▸ What to work on
Reproduce the data below exactly. Skip the pictures.

##### Records supplied #####

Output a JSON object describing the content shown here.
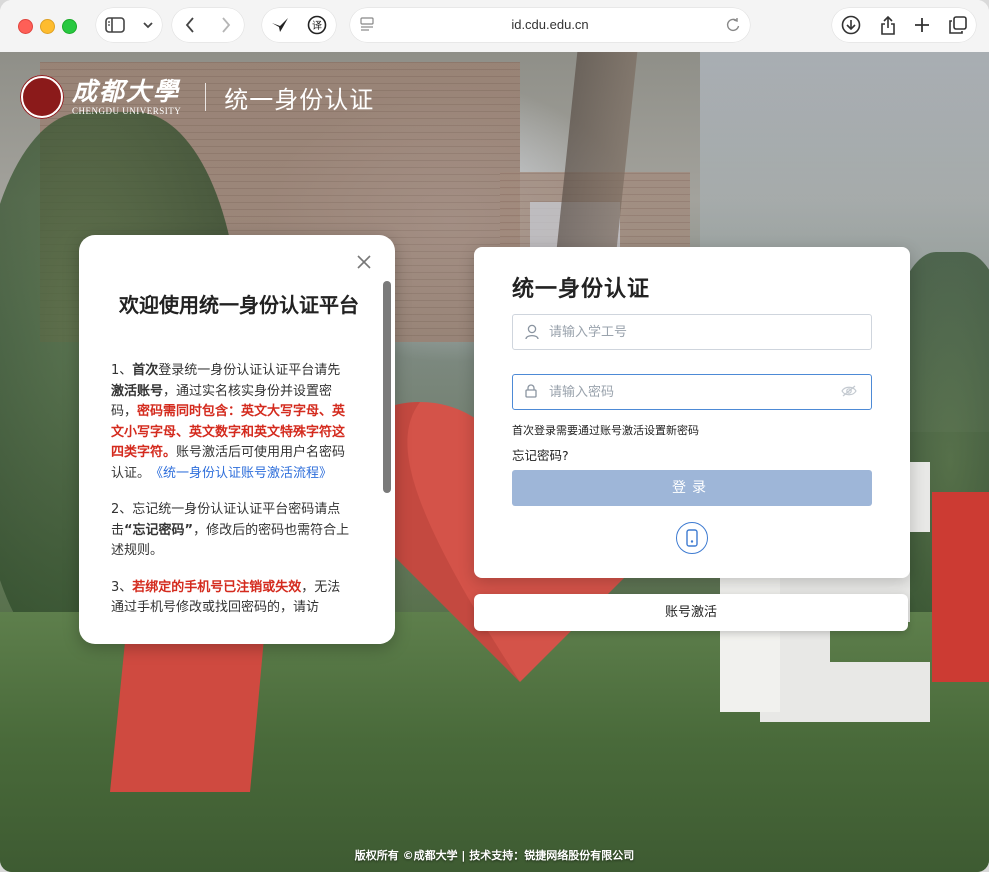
{
  "browser": {
    "url": "id.cdu.edu.cn"
  },
  "header": {
    "school_cn": "成都大學",
    "school_en": "CHENGDU UNIVERSITY",
    "system_title": "统一身份认证"
  },
  "notice": {
    "title": "欢迎使用统一身份认证平台",
    "p1_a": "1、",
    "p1_b": "首次",
    "p1_c": "登录统一身份认证认证平台请先",
    "p1_d": "激活账号",
    "p1_e": "，通过实名核实身份并设置密码，",
    "p1_f": "密码需同时包含：英文大写字母、英文小写字母、英文数字和英文特殊字符这四类字符。",
    "p1_g": "账号激活后可使用用户名密码认证。　",
    "p1_link": "《统一身份认证账号激活流程》",
    "p2_a": "2、忘记统一身份认证认证平台密码请点击",
    "p2_b": "“忘记密码”",
    "p2_c": "，修改后的密码也需符合上述规则。",
    "p3_a": "3、",
    "p3_b": "若绑定的手机号已注销或失效",
    "p3_c": "，无法通过手机号修改或找回密码的，请访"
  },
  "login": {
    "title": "统一身份认证",
    "username_placeholder": "请输入学工号",
    "password_placeholder": "请输入密码",
    "hint": "首次登录需要通过账号激活设置新密码",
    "forgot": "忘记密码?",
    "submit": "登录",
    "activate": "账号激活"
  },
  "footer": {
    "text": "版权所有 ©成都大学 | 技术支持：锐捷网络股份有限公司"
  }
}
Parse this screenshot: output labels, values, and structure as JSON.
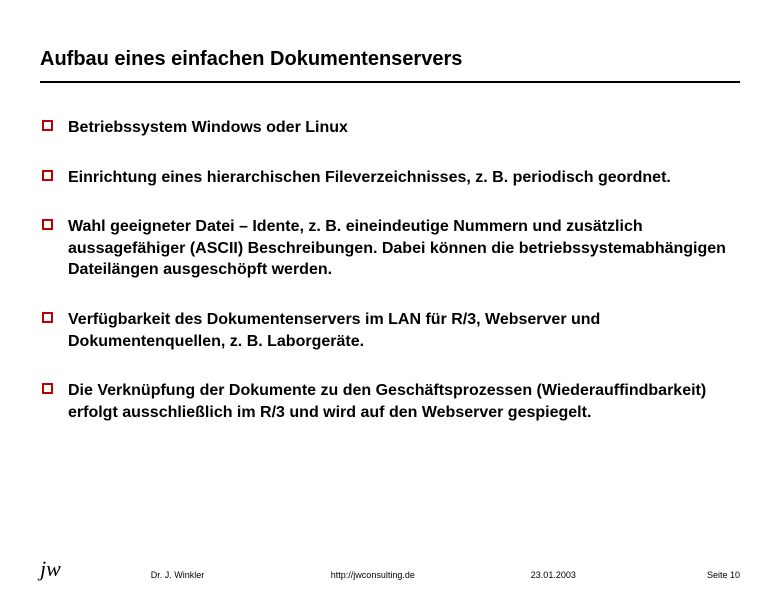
{
  "title": "Aufbau eines einfachen Dokumentenservers",
  "bullets": {
    "items": [
      {
        "text": "Betriebssystem Windows oder Linux"
      },
      {
        "text": "Einrichtung eines hierarchischen Fileverzeichnisses, z. B. periodisch geordnet."
      },
      {
        "text": "Wahl geeigneter Datei – Idente, z. B. eineindeutige Nummern und zusätzlich aussagefähiger (ASCII) Beschreibungen. Dabei können die betriebssystemabhängigen Dateilängen ausgeschöpft werden."
      },
      {
        "text": "Verfügbarkeit des Dokumentenservers im LAN für R/3, Webserver und Dokumentenquellen, z. B. Laborgeräte."
      },
      {
        "text": "Die Verknüpfung der Dokumente zu den Geschäftsprozessen (Wiederauffindbarkeit) erfolgt ausschließlich im R/3 und wird auf den Webserver gespiegelt."
      }
    ]
  },
  "footer": {
    "logo": "jw",
    "author": "Dr. J. Winkler",
    "url": "http://jwconsulting.de",
    "date": "23.01.2003",
    "page": "Seite 10"
  },
  "colors": {
    "accent": "#c00000"
  }
}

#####

▸ Worked solution
Output a JSON object describing the content shown here.
{
  "browser": {
    "url": "id.cdu.edu.cn"
  },
  "header": {
    "school_cn": "成都大學",
    "school_en": "CHENGDU UNIVERSITY",
    "system_title": "统一身份认证"
  },
  "notice": {
    "title": "欢迎使用统一身份认证平台",
    "p1_a": "1、",
    "p1_b": "首次",
    "p1_c": "登录统一身份认证认证平台请先",
    "p1_d": "激活账号",
    "p1_e": "，通过实名核实身份并设置密码，",
    "p1_f": "密码需同时包含：英文大写字母、英文小写字母、英文数字和英文特殊字符这四类字符。",
    "p1_g": "账号激活后可使用用户名密码认证。　",
    "p1_link": "《统一身份认证账号激活流程》",
    "p2_a": "2、忘记统一身份认证认证平台密码请点击",
    "p2_b": "“忘记密码”",
    "p2_c": "，修改后的密码也需符合上述规则。",
    "p3_a": "3、",
    "p3_b": "若绑定的手机号已注销或失效",
    "p3_c": "，无法通过手机号修改或找回密码的，请访"
  },
  "login": {
    "title": "统一身份认证",
    "username_placeholder": "请输入学工号",
    "password_placeholder": "请输入密码",
    "hint": "首次登录需要通过账号激活设置新密码",
    "forgot": "忘记密码?",
    "submit": "登录",
    "activate": "账号激活"
  },
  "footer": {
    "text": "版权所有 ©成都大学 | 技术支持：锐捷网络股份有限公司"
  }
}
Parse this screenshot: output labels, values, and structure as JSON.
{
  "title": "Aufbau eines einfachen Dokumentenservers",
  "bullets": {
    "items": [
      {
        "text": "Betriebssystem Windows oder Linux"
      },
      {
        "text": "Einrichtung eines hierarchischen Fileverzeichnisses, z. B. periodisch geordnet."
      },
      {
        "text": "Wahl geeigneter Datei – Idente, z. B. eineindeutige Nummern und zusätzlich aussagefähiger (ASCII) Beschreibungen. Dabei können die betriebssystemabhängigen Dateilängen ausgeschöpft werden."
      },
      {
        "text": "Verfügbarkeit des Dokumentenservers im LAN für R/3, Webserver und Dokumentenquellen, z. B. Laborgeräte."
      },
      {
        "text": "Die Verknüpfung der Dokumente zu den Geschäftsprozessen (Wiederauffindbarkeit) erfolgt ausschließlich im R/3 und wird auf den Webserver gespiegelt."
      }
    ]
  },
  "footer": {
    "logo": "jw",
    "author": "Dr. J. Winkler",
    "url": "http://jwconsulting.de",
    "date": "23.01.2003",
    "page": "Seite 10"
  },
  "colors": {
    "accent": "#c00000"
  }
}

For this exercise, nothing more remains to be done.